Spam is the practice of sending unwanted email messages, in large quantities, to an indiscriminate set of recipients. Some spam can also include malware or viruses that are loaded onto your computer without your knowledge. UCT manages spam for all @uct.ac.za email addresses by using Mimecast, which holds onto suspected spam messages so that you can review them and either block or allow them into your mailbox. Office 365 offers online spam protection for @myuct.ac.za addresses.
Phishing is an attempt to get you to hand over personal or confidential information to a criminal. The requests may seem legitimate and may be perpetrated by phone, email or via the internet. ICTS provides you with information on how to recognise phishing messages and we encourage you to report them as soon you encounter them.
How does UCT manage spam?
Within seconds of being received by the UCT mail gateways, email messages pass through a number of security checks before being delivered to your mailbox. This is to prevent as much spam as possible from coming into the organisation.
UCT has to deal aggressively with spam because higher education institutions are one of the most spammed sectors in the world. However, sometimes these aggressive spam controls prevent legitimate messages from getting through to your mailbox. There are a number of reasons that this happens, but to help you retrieve those messages UCT has enlisted the services of the Mimecast online email management tool for all UCT email addresses. The Mimecast service is only available for @uct.ac.za email addresses (i.e. UCT staff, third parties and postgraduate students).
If the Mimecast tool suspects that a message is spam, instead of removing it from the system, you will receive an email telling you that a message has been placed in the Mimecast On Hold queue. This gives you the opportunity to either Release, Block orPermit the message.
- Release: allows the message to be delivered to your mailbox, but does not automatically allow any other messages from the same sender to reach you.
- Block: rejects the message and blocks this sender from sending emails to you in future.
- Permit: delivers the message to your mailbox and you allows this sender to email you in future.
You will only receive an email if there are spam messages in your Personal On Hold queue. Hopefully over time you will receive less and less spam as the system "learns" what you do and don't allow through.
What to do if you suspect a phishing attempt or fall victim to one
If you receive a suspicious email in your UCT email account asking you to click on a link, or requesting your personal information:

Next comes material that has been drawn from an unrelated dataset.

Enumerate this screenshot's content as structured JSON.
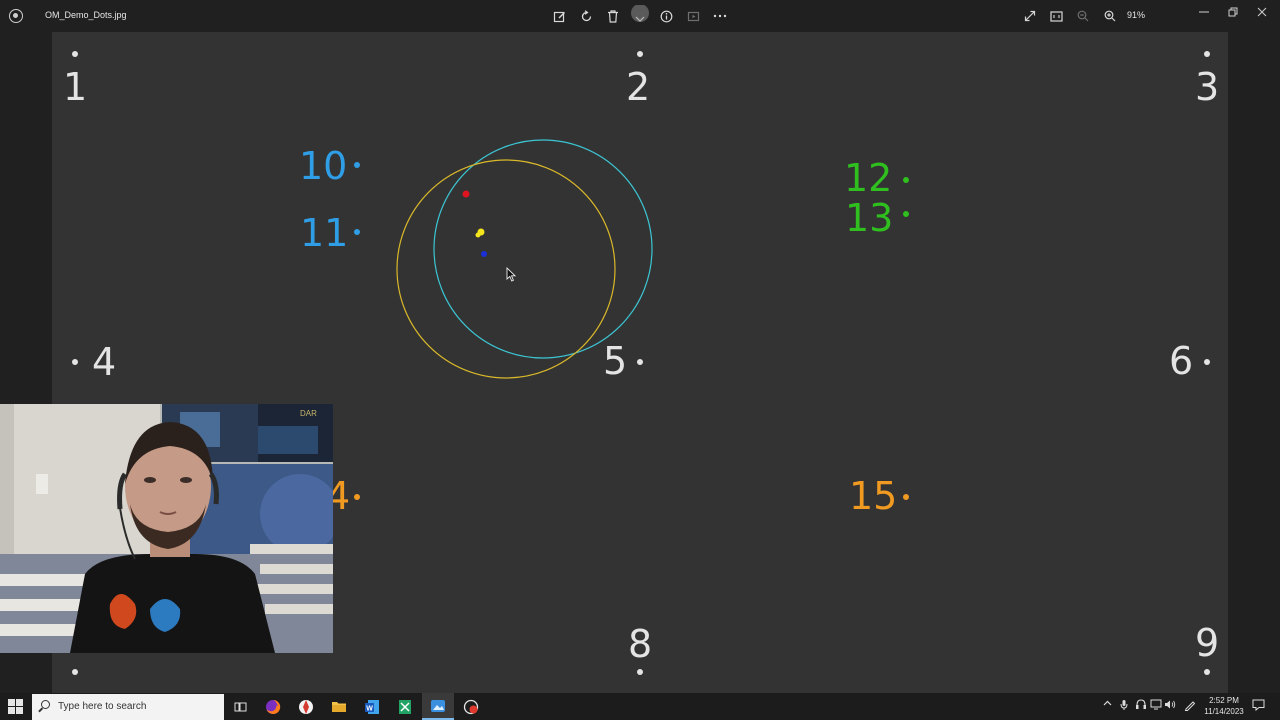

- DO NOT follow the message's instructions.
- DO NOT forward the message to anyone else.
Instead, send the message to the IT Helpdesk (email@example.com) for investigation.
You will need to send a copy of the original email or the header information in the original email.
Steps to follow if you have a myUCT email address
Navigate to https://outlook.com/owa/uct.ac.za and log on with your UCT student number and password.
- On the selected email, navigate to and click on the ellipse to access More actions
- From the More actions fly-out menu, select View message details
- Select all of the message content and copy this into a new email address to firstname.lastname@example.org
Instructions to follow if using the Outlook desktop client
- Double-click the email message to open it.
- Click File in the top left corner > Save as.
- Select a location to save the email and click Save.
Send the saved file as an attachment to email@example.com.
NOTE: This reporting process applies only to your UCT email account. If you receive phishing attempts in non-UCT email accounts (e.g. Gmail), please follow the process specified by that email service provider. This can usually be found in the service provider's Help or Support pages and will help your service provider to minimise future phishing attempts to that email account.
2. Change your password
If you responded to a phishing attempt and handed over your password and username you need to change your password immediately via Password Self-Service on a device that you know to be free of malware and infection.
If you responded to a message that requested your username and password for external services (such as Facebook, LinkedIn, etc), immediately log in to the relevant website and change your password.
3. Follow up with external service providers
If the phishing attempt relates to an external service provider - such as your bank:
- Contact the service provider and inform them that your account or information has been compromised.
- Let them know that someone has been impersonating their business (i.e. report the matter to them).
- Ask them to recommend the most secure methods to conduct your business with them. For example, many banks provide alternate accounts for online or telephone purchases. These special accounts limit the risk to a specific amount or transaction.